Exercise directions:
Repeat the full listing, word for word.
══════════════════════════════
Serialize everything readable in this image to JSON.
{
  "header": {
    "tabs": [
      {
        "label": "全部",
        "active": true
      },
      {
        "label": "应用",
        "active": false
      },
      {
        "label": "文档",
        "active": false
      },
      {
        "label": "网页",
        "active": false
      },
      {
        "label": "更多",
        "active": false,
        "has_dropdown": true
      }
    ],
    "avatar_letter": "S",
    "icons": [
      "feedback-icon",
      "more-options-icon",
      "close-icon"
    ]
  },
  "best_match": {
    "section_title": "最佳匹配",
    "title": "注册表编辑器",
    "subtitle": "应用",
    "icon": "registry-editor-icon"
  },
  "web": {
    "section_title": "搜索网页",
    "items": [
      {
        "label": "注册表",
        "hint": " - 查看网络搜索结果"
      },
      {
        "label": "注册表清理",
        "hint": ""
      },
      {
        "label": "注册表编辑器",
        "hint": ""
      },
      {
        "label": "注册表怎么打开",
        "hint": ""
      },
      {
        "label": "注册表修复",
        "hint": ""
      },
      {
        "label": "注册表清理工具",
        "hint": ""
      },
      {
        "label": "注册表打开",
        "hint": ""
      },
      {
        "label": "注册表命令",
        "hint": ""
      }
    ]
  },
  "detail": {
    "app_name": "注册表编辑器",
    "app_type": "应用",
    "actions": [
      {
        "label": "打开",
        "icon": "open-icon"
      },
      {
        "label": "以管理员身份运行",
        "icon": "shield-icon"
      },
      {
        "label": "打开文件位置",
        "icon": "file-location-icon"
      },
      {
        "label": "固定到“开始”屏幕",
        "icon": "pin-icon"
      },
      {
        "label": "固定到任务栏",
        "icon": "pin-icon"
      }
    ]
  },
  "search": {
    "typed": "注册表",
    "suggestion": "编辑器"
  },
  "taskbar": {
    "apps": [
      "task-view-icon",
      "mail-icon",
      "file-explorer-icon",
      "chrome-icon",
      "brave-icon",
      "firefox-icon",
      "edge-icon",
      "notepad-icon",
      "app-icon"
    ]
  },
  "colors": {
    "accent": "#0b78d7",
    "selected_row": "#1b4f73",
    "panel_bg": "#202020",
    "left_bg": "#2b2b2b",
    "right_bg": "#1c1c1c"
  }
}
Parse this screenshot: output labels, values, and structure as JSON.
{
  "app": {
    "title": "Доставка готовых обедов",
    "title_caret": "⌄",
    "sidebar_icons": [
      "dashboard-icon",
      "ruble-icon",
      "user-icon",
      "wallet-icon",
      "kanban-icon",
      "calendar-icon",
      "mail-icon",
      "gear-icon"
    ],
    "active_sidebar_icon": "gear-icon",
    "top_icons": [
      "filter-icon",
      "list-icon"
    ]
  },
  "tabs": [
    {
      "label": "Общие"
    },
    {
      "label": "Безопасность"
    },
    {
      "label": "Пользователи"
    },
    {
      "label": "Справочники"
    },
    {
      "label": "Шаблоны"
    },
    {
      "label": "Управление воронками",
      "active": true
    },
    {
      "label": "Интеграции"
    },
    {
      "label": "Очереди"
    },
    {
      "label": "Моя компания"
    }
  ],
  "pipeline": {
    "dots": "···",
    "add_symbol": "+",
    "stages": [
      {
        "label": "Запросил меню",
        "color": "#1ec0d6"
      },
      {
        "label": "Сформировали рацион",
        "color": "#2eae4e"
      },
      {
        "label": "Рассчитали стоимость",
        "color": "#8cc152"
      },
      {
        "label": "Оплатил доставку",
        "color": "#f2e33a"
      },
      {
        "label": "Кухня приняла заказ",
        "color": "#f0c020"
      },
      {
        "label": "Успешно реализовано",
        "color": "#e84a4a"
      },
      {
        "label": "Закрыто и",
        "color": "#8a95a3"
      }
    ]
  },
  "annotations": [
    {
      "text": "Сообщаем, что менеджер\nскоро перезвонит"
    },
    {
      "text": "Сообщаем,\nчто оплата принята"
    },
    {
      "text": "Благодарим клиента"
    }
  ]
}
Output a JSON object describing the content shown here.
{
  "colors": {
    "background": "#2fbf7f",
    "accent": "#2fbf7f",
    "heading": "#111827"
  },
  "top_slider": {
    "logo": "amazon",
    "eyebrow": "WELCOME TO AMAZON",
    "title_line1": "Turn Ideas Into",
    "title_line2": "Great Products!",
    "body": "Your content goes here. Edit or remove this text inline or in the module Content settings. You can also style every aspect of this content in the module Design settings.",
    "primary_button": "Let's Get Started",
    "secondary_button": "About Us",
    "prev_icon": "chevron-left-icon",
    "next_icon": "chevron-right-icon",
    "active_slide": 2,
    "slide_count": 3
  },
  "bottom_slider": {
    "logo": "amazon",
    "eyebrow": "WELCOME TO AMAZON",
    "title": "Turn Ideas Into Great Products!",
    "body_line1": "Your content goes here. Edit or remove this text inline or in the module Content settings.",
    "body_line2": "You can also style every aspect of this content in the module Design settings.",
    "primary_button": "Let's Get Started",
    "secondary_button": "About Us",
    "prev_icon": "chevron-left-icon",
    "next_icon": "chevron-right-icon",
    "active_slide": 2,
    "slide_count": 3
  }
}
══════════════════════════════
Solution below:
Serialize everything readable in this image to JSON.
{
  "header": {
    "tabs": [
      {
        "label": "全部",
        "active": true
      },
      {
        "label": "应用",
        "active": false
      },
      {
        "label": "文档",
        "active": false
      },
      {
        "label": "网页",
        "active": false
      },
      {
        "label": "更多",
        "active": false,
        "has_dropdown": true
      }
    ],
    "avatar_letter": "S",
    "icons": [
      "feedback-icon",
      "more-options-icon",
      "close-icon"
    ]
  },
  "best_match": {
    "section_title": "最佳匹配",
    "title": "注册表编辑器",
    "subtitle": "应用",
    "icon": "registry-editor-icon"
  },
  "web": {
    "section_title": "搜索网页",
    "items": [
      {
        "label": "注册表",
        "hint": " - 查看网络搜索结果"
      },
      {
        "label": "注册表清理",
        "hint": ""
      },
      {
        "label": "注册表编辑器",
        "hint": ""
      },
      {
        "label": "注册表怎么打开",
        "hint": ""
      },
      {
        "label": "注册表修复",
        "hint": ""
      },
      {
        "label": "注册表清理工具",
        "hint": ""
      },
      {
        "label": "注册表打开",
        "hint": ""
      },
      {
        "label": "注册表命令",
        "hint": ""
      }
    ]
  },
  "detail": {
    "app_name": "注册表编辑器",
    "app_type": "应用",
    "actions": [
      {
        "label": "打开",
        "icon": "open-icon"
      },
      {
        "label": "以管理员身份运行",
        "icon": "shield-icon"
      },
      {
        "label": "打开文件位置",
        "icon": "file-location-icon"
      },
      {
        "label": "固定到“开始”屏幕",
        "icon": "pin-icon"
      },
      {
        "label": "固定到任务栏",
        "icon": "pin-icon"
      }
    ]
  },
  "search": {
    "typed": "注册表",
    "suggestion": "编辑器"
  },
  "taskbar": {
    "apps": [
      "task-view-icon",
      "mail-icon",
      "file-explorer-icon",
      "chrome-icon",
      "brave-icon",
      "firefox-icon",
      "edge-icon",
      "notepad-icon",
      "app-icon"
    ]
  },
  "colors": {
    "accent": "#0b78d7",
    "selected_row": "#1b4f73",
    "panel_bg": "#202020",
    "left_bg": "#2b2b2b",
    "right_bg": "#1c1c1c"
  }
}
Parse this screenshot: output labels, values, and structure as JSON.
{
  "app": {
    "title": "Доставка готовых обедов",
    "title_caret": "⌄",
    "sidebar_icons": [
      "dashboard-icon",
      "ruble-icon",
      "user-icon",
      "wallet-icon",
      "kanban-icon",
      "calendar-icon",
      "mail-icon",
      "gear-icon"
    ],
    "active_sidebar_icon": "gear-icon",
    "top_icons": [
      "filter-icon",
      "list-icon"
    ]
  },
  "tabs": [
    {
      "label": "Общие"
    },
    {
      "label": "Безопасность"
    },
    {
      "label": "Пользователи"
    },
    {
      "label": "Справочники"
    },
    {
      "label": "Шаблоны"
    },
    {
      "label": "Управление воронками",
      "active": true
    },
    {
      "label": "Интеграции"
    },
    {
      "label": "Очереди"
    },
    {
      "label": "Моя компания"
    }
  ],
  "pipeline": {
    "dots": "···",
    "add_symbol": "+",
    "stages": [
      {
        "label": "Запросил меню",
        "color": "#1ec0d6"
      },
      {
        "label": "Сформировали рацион",
        "color": "#2eae4e"
      },
      {
        "label": "Рассчитали стоимость",
        "color": "#8cc152"
      },
      {
        "label": "Оплатил доставку",
        "color": "#f2e33a"
      },
      {
        "label": "Кухня приняла заказ",
        "color": "#f0c020"
      },
      {
        "label": "Успешно реализовано",
        "color": "#e84a4a"
      },
      {
        "label": "Закрыто и",
        "color": "#8a95a3"
      }
    ]
  },
  "annotations": [
    {
      "text": "Сообщаем, что менеджер\nскоро перезвонит"
    },
    {
      "text": "Сообщаем,\nчто оплата принята"
    },
    {
      "text": "Благодарим клиента"
    }
  ]
}
Output a JSON object describing the content shown here.
{
  "colors": {
    "background": "#2fbf7f",
    "accent": "#2fbf7f",
    "heading": "#111827"
  },
  "top_slider": {
    "logo": "amazon",
    "eyebrow": "WELCOME TO AMAZON",
    "title_line1": "Turn Ideas Into",
    "title_line2": "Great Products!",
    "body": "Your content goes here. Edit or remove this text inline or in the module Content settings. You can also style every aspect of this content in the module Design settings.",
    "primary_button": "Let's Get Started",
    "secondary_button": "About Us",
    "prev_icon": "chevron-left-icon",
    "next_icon": "chevron-right-icon",
    "active_slide": 2,
    "slide_count": 3
  },
  "bottom_slider": {
    "logo": "amazon",
    "eyebrow": "WELCOME TO AMAZON",
    "title": "Turn Ideas Into Great Products!",
    "body_line1": "Your content goes here. Edit or remove this text inline or in the module Content settings.",
    "body_line2": "You can also style every aspect of this content in the module Design settings.",
    "primary_button": "Let's Get Started",
    "secondary_button": "About Us",
    "prev_icon": "chevron-left-icon",
    "next_icon": "chevron-right-icon",
    "active_slide": 2,
    "slide_count": 3
  }
}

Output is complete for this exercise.